55% of car journeys are under 5 miles - many of these trips could be walked, or made by bike or public transport. Making these ways of travel more attractive encourages people to leave the car at home. This reduces their carbon footprint and helps the UK reach its climate change goals.
The government gives funding to local transport authorities in England to help them develop their local transport services. To improve and maintain the infrastructure of local public transport, we are giving funding in a number of ways, from using formulas that calculate how much local councils need to deliver specific services, to grants that are paid to successful bidders in a competition.
Highways Maintenance Efficiency Programme
To help local authorities plan and manage the road networks, the government has set up the Highways Maintenance Efficiency Programme.
To make bus services more punctual, inter-connected, green and accessible we are:
- encouraging more people to use buses in busy urban areas through the Better Bus Areas fund
- improving the system of local bus subsidy and regulation in England
- helping local authorities invest in low carbon buses through the Green Bus fund
- providing free travel for older and disabled people
Taxis and private hire vehicles
To make sure that taxi and private hire vehicle operators are properly regulated the government is publishing guidance for companies and local authorities:
- Taxi and private hire vehicle licensing: best practice guidance
- Guidance to local authorities and operators on provisions in the Equality Act in respect of taxis
- Private hire vehicle licensing: guidance note
To encourage more people to cycle more safely and more often, the government is:
- funding local authorities through the Local Sustainable Transport Fund to encourage cycling
- providing funding to make cycling easier and safer in 8 cities and 4 National Parks
- providing guidance on infrastructure design(PDF, 3.3MB)
- encouraging employers to sign up to businesscycle
- promoting the National Standard for Cycle Training through the Bikeability award scheme
- providing funding for extra cycle parking at stations and for cycle hire and repair facilities
Door to door journeys
To make it easier and more convenient for people to use public transport, walk or cycle, we have published a Door to door strategy that will help to improve the whole journey. Through ensuring that we have a joined-up, sustainable transport system we can help to ease congestion whilst cutting carbon and creating growth.
To make local transport more customer-friendly and to encourage people to use it, we are:
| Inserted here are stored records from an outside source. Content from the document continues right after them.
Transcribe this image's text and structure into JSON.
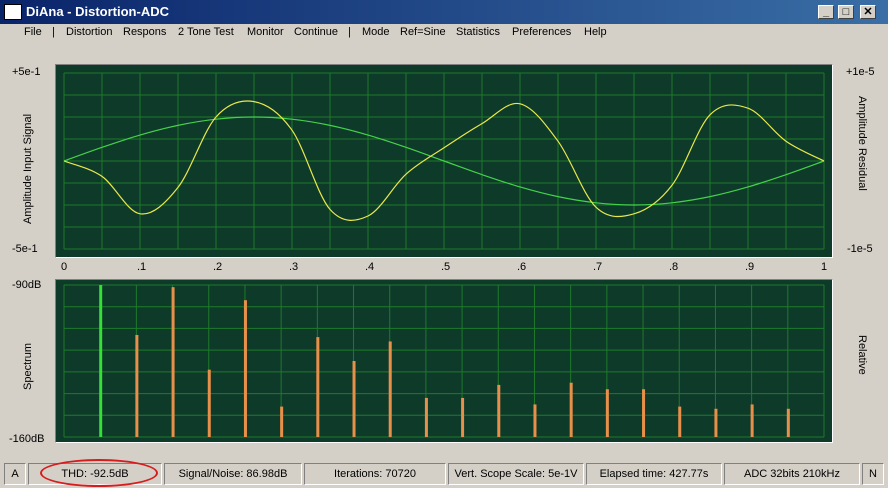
{
  "window": {
    "title": "DiAna - Distortion-ADC",
    "buttons": {
      "minimize": "_",
      "maximize": "□",
      "close": "✕"
    }
  },
  "menu": [
    "File",
    "|",
    "Distortion",
    "Respons",
    "2 Tone Test",
    "Monitor",
    "Continue",
    "|",
    "Mode",
    "Ref=Sine",
    "Statistics",
    "Preferences",
    "Help"
  ],
  "scope": {
    "left_top": "+5e-1",
    "left_bottom": "-5e-1",
    "right_top": "+1e-5",
    "right_bottom": "-1e-5",
    "left_label": "Amplitude Input Signal",
    "right_label": "Amplitude Residual",
    "x_ticks": [
      "0",
      ".1",
      ".2",
      ".3",
      ".4",
      ".5",
      ".6",
      ".7",
      ".8",
      ".9",
      "1"
    ],
    "colors": {
      "background": "#0e3a2a",
      "grid": "#1f7a2a",
      "signal": "#44d24a",
      "residual": "#e8e84a"
    }
  },
  "spectrum": {
    "top_label": "-90dB",
    "bottom_label": "-160dB",
    "left_label": "Spectrum",
    "right_label": "Relative",
    "colors": {
      "fundamental": "#33e033",
      "harmonics": "#e8904a"
    }
  },
  "chart_data": [
    {
      "type": "line",
      "x": [
        0,
        0.05,
        0.1,
        0.15,
        0.2,
        0.25,
        0.3,
        0.35,
        0.4,
        0.45,
        0.5,
        0.55,
        0.6,
        0.65,
        0.7,
        0.75,
        0.8,
        0.85,
        0.9,
        0.95,
        1
      ],
      "ylim": [
        -1,
        1
      ],
      "series": [
        {
          "values": [
            0,
            0.31,
            0.59,
            0.81,
            0.95,
            1,
            0.95,
            0.81,
            0.59,
            0.31,
            0,
            -0.31,
            -0.59,
            -0.81,
            -0.95,
            -1,
            -0.95,
            -0.81,
            -0.59,
            -0.31,
            0
          ]
        },
        {
          "values": [
            0,
            -0.35,
            -1.2,
            -0.6,
            1.0,
            1.35,
            0.7,
            -1.1,
            -1.25,
            -0.3,
            0.3,
            0.85,
            1.3,
            0.45,
            -1.05,
            -1.2,
            -0.55,
            1.05,
            1.2,
            0.45,
            0
          ]
        }
      ]
    },
    {
      "type": "bar",
      "ylim": [
        -160,
        -90
      ],
      "values": [
        -90,
        -113,
        -91,
        -129,
        -97,
        -146,
        -114,
        -125,
        -116,
        -142,
        -142,
        -136,
        -145,
        -135,
        -138,
        -138,
        -146,
        -147,
        -145,
        -147
      ]
    }
  ],
  "status": {
    "mode": "A",
    "thd": "THD:  -92.5dB",
    "snr": "Signal/Noise:  86.98dB",
    "iterations": "Iterations: 70720",
    "vscale": "Vert. Scope Scale: 5e-1V",
    "elapsed": "Elapsed time: 427.77s",
    "adc": "ADC 32bits 210kHz",
    "flag": "N"
  }
}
- providing an extra £15 million to help increase investment in smart ticketing equipment particularly among small and medium-sized bus companies
- providing £45 million to extend smart, flexible ticketing across London and the south east through the South East Flexible Ticketing (SEFT) programme
Reducing the need to travel
Alternative methods of working include working remotely or staggering office hours. These methods reduce congestion and overcrowding during peak times, make better use of our transport infrastructure throughout the working day, and reduce transport emissions.
Giving people the option to work closer to where they live also creates stronger local communities and is better for businesses. This leads to increased staff productivity, reduced travel and office costs, improved staff retention and reduced absenteeism. To encourage this, we are:
- promoting remote working using information and communications technologies, or staggering working hours to avoid peak hour travel
We announced our intention to promote sustainable travel initiatives as part of the coalition agreement.
Following the government’s Comprehensive Spending Review in October 2010 we announced the introduction of a sustainable local transport fund, funding for highways maintenance and funding for small transport improvement schemes.
In 2011 we released full details of the Local Sustainable Transport Fund in a white paper called Creating Growth, Cutting Carbon.
To shape this policy, we used economic and statistical analysis, appraisal, evaluation, modelling and research.
Who we’ve consulted
The government is currently consulting on its plans for bus subsidy reform. These include devolving subsidy decisions to local authorities.
In 2010 the government ran a consultation to encourage debate on the future transport needs of our cities and urban communities, and invited comments on the plans for a new Urban Challenge Fund.
Bills and legislation
Transport Act 2000
The Transport Act 2000 made a number of reforms to local transport planning and delivery, including the requirement for all local transport authorities in England, outside of London, to produce a local transport plan. It also granted new powers for local authorities to enter into quality partnerships with bus operators and to introduce road user charging schemes and workplace parking levies.
Local Transport Act 2008
The Local Transport Act 2008 gives local authorities the power to take steps to meet local transport needs in the light of local circumstances.
The Local Transport Act:
- gives local authorities the right mix of powers to improve the quality of local bus services, as proposed in ‘Putting passengers first’
- allows for the creation of an influential new bus passenger champion to represent the interests of bus passengers
- gives local authorities the power to review and propose their own arrangements for local transport governance to support more coherent planning and delivery of local transport
- updates existing legal powers to give local authorities the freedom and flexibility to develop proposals for local road pricing schemes in a way that best meets local needs – while ensuring schemes are consistent and interoperable
Concessionary bus travel legislation and reports
These documents show the research and subsequent decisions on the government’s strategy for concessionary bus travel: